“These cognitive parameters correlate with the results of the dichotic test when focusing to the left, but not when focusing to the right in the directed-report condition. In the free report condition the overall performance [right and left ears combined] showed a high correlation with cognitive test parameters” [p 120].4
These results are in accord with our suggestion that the combination of a deficit in both left free-report and left directed-report scores suggests a structural problem in the auditory processing system. While our left-ear score, in either the left free-report score or the left-directed report score, can be best explained on a cognitive basis, our right-ear directed-report deficit (see above quote) cannot also be thus explained. The fact that both ears show an abnormality in both free-report and directed-report modes argues for an explanation based on an auditory-specific processing deficit in the central auditory system
Parenthetically, young children constitute another cohort whose cognitive skills are not yet fully developed. Is there a possible lesson here for persons pursuing a diagnosis of APD in a child, based largely on dichotic testing? Is it possible that many children, tested only in the free-report mode, have been given the APD label mistakenly?
Take Home Messages:
In a cohort of 172 elderly persons with sensorineural hearing loss:
1) Nineteen percent (19%) did well on both free-report and directed-report dichotic tasks for both right- and left-ear inputs.
2) Fifty-eight percent (58%) did well on both right and left ears in the directed report task, but poorly on the left ear in the same task in the free-report mode. This appeared to be largely a problem in marshaling the necessary cognitive resources to cope with the more difficult task in the free-report mode.
3) Twenty-three percent (23%) did well on the right ear in both the free-report and directed-report modes, but poorly on the left ear in both modes. This appeared to be a problem in relaying the left-ear input to the left-hemisphere linguistic processing site; a result which might reasonably be termed an “auditory-specific processing disorder.”
4) If only the free-report mode is tested in elderly persons, it is not possible to distinguish between cognitive deficit and auditory deficit, since the possibility that the left-ear input will be normal in the directed-report mode has not been explored. There might be a lesson here for those who have used a test of dichotic listening only in the free-report mode as a diagnostic measure of APD in children.
5) If you are going to use only one mode, let it be directed report. But best practice is to test in both modes.
Correspondence can be addressed to HR or James Jerger at: [email protected]
Citation for this article: Jerger J. Dichotic listening in elderly, hearing-impaired persons: An exercise in pattern recognition. Hearing Review. 2019;26(3)[Mar]:18-22.
Bellis T. Differential diagnosis of (central) auditory processing disorder in older listeners. In: Musiek FE and Chermak GD, eds. Handbook of (Central) Auditory Processing Disorder: Auditory Neuroscience and Diagnosis, Volume 1. San Diego, CA: Plural Publishing;2007:319-345.

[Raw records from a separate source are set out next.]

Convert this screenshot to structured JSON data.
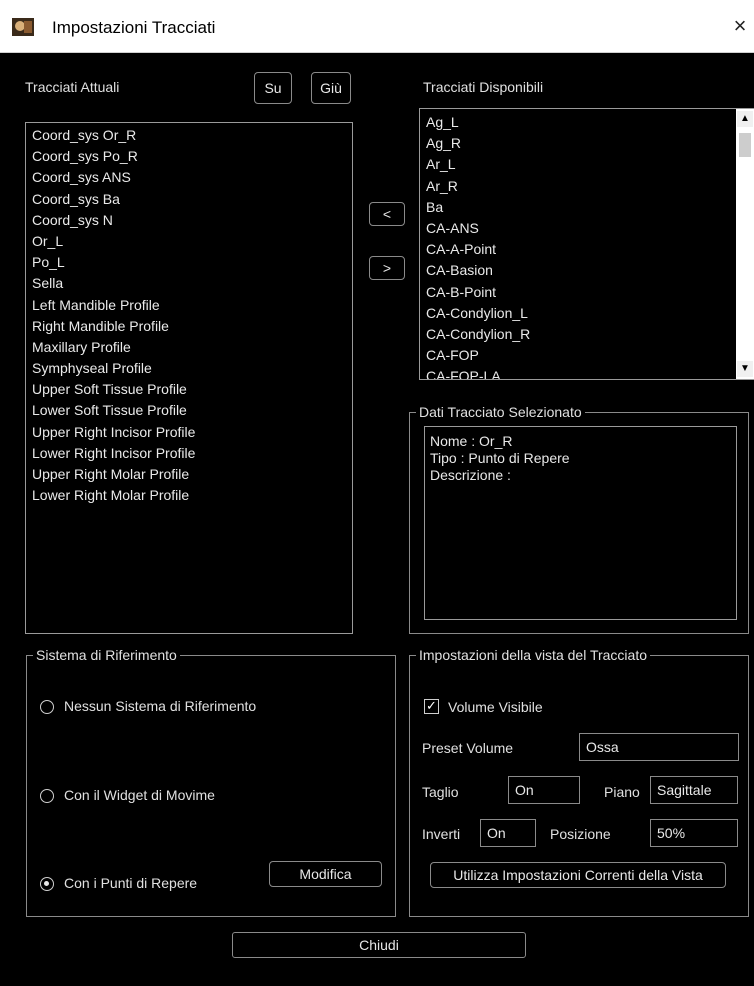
{
  "window": {
    "title": "Impostazioni Tracciati",
    "close_icon": "×"
  },
  "current": {
    "label": "Tracciati Attuali",
    "up_label": "Su",
    "down_label": "Giù",
    "items": [
      "Coord_sys Or_R",
      "Coord_sys Po_R",
      "Coord_sys ANS",
      "Coord_sys Ba",
      "Coord_sys N",
      "Or_L",
      "Po_L",
      "Sella",
      "Left Mandible Profile",
      "Right Mandible Profile",
      "Maxillary Profile",
      "Symphyseal Profile",
      "Upper Soft Tissue Profile",
      "Lower Soft Tissue Profile",
      "Upper Right Incisor Profile",
      "Lower Right Incisor Profile",
      "Upper Right Molar Profile",
      "Lower Right Molar Profile"
    ]
  },
  "move": {
    "left_label": "<",
    "right_label": ">"
  },
  "available": {
    "label": "Tracciati Disponibili",
    "items": [
      "Ag_L",
      "Ag_R",
      "Ar_L",
      "Ar_R",
      "Ba",
      "CA-ANS",
      "CA-A-Point",
      "CA-Basion",
      "CA-B-Point",
      "CA-Condylion_L",
      "CA-Condylion_R",
      "CA-FOP",
      "CA-FOP-LA"
    ]
  },
  "selected": {
    "title": "Dati Tracciato Selezionato",
    "name_line": "Nome : Or_R",
    "type_line": "Tipo : Punto di Repere",
    "desc_line": "Descrizione :"
  },
  "reference": {
    "title": "Sistema di Riferimento",
    "options": [
      "Nessun Sistema di Riferimento",
      "Con il Widget di Movime",
      "Con i Punti di Repere"
    ],
    "selected_index": 2,
    "modify_label": "Modifica"
  },
  "view": {
    "title": "Impostazioni della vista del Tracciato",
    "volume_visible_label": "Volume Visibile",
    "volume_visible_checked": true,
    "preset_label": "Preset Volume",
    "preset_value": "Ossa",
    "cut_label": "Taglio",
    "cut_value": "On",
    "plane_label": "Piano",
    "plane_value": "Sagittale",
    "invert_label": "Inverti",
    "invert_value": "On",
    "position_label": "Posizione",
    "position_value": "50%",
    "use_current_label": "Utilizza Impostazioni Correnti della Vista"
  },
  "footer": {
    "close_label": "Chiudi"
  }
}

Speaks C, Jerger J, Jerger S. Performance-intensity characteristics of synthetic sentences. J Speech Hear Res.1966;9(2):305-312.
Fifer RC, Jerger JF, Berlin CI, Tobey EA, Campbell JC. Development of a Dichotic Sentence Identification test for hearing-impaired adults. Ear Hear.1983;4(6):300-305.
Hällgren M, Larsby B, Lyxell B, Arlinger S. Cognitive effects in dichotic speech testing in elderly persons. Ear Hear. 2001;22(2):120-129.